But should this oppressive system of legislation be abandoned, and the people put into easy circumstances, their numbers would rapidly increase. In a short time, instead of a half, there would be a whole million of inhabitants, yielding a revenue of at least two millions, which might soon increase to a degree that no person can at present form an idea of.
Let us not think that these ideas are chimerical. Spain, in the time of Augustus, contained fifiy millions of people. In consequence of a succession of absurdities in their system of legislation, they are diminished now to right. And, by an opposite management, the United Provinces, which, at the first mentioned period, contained not perhaps t'wo thousand inhabitants, contain now more than two millions.
Some will object to the possibility of ever sustaining a numerous population in the Highlands and Isles of Scotland. The soil, they will tell you, is poor, and the climate unfavourable; it is therefore in vain to hope that this part of the country can ever become populous or wealthy. Those, however, who argue thus, do not seem to be sufficiently aware of what can be effected by man, when under a rational and mild system of government. Countries much more destitute of resources, under the vivifying influence of a wise system of legislation, have become much more populous than the most fertile kingdoms in Europe. “ The canton of Appenzel," says Mr Robert in his Voyage dans les XIII. cantons Suisses, p. 229,“ a small district, part of which is occupied hy glacieres, inaccessible rocks, ravines, and precipices, offers a population of fifty-five thousand inhabitants, which, in proportion to its extent, greatly surpasses the most fertile countries. The canton of Appenzel contains seventeen hundred inhabitants for
every square league ; neither the rich plains of the Milanese, nor the most fertile provinces of France, nor even the United Provinces, vivified by an immense commerce, does present such a population,
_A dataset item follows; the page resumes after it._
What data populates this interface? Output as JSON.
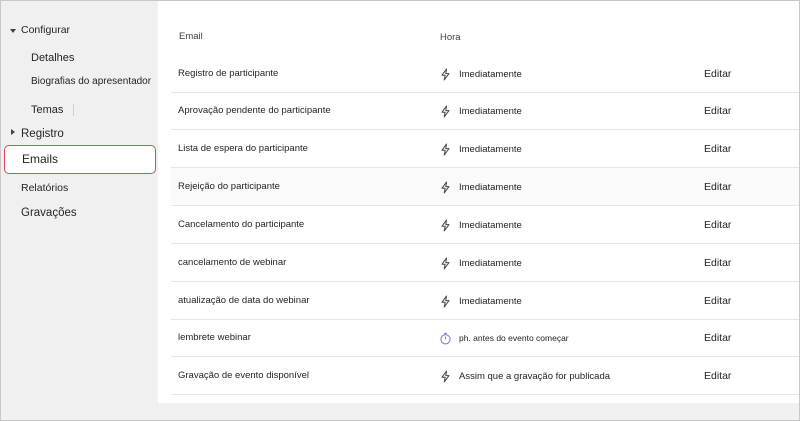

“ I had seen,” says he with surprise, " the multitude of habitations scattered along the mountains, on approaching towards St Gall; my astonishment redoubled, and was carried to the highest possible pitch, when I entered into the canton of Appenzel. In places which are not susceptible of any culture, in an immense valley, where they neither gather wheat, nor wine, nor legumes, nor barley, nor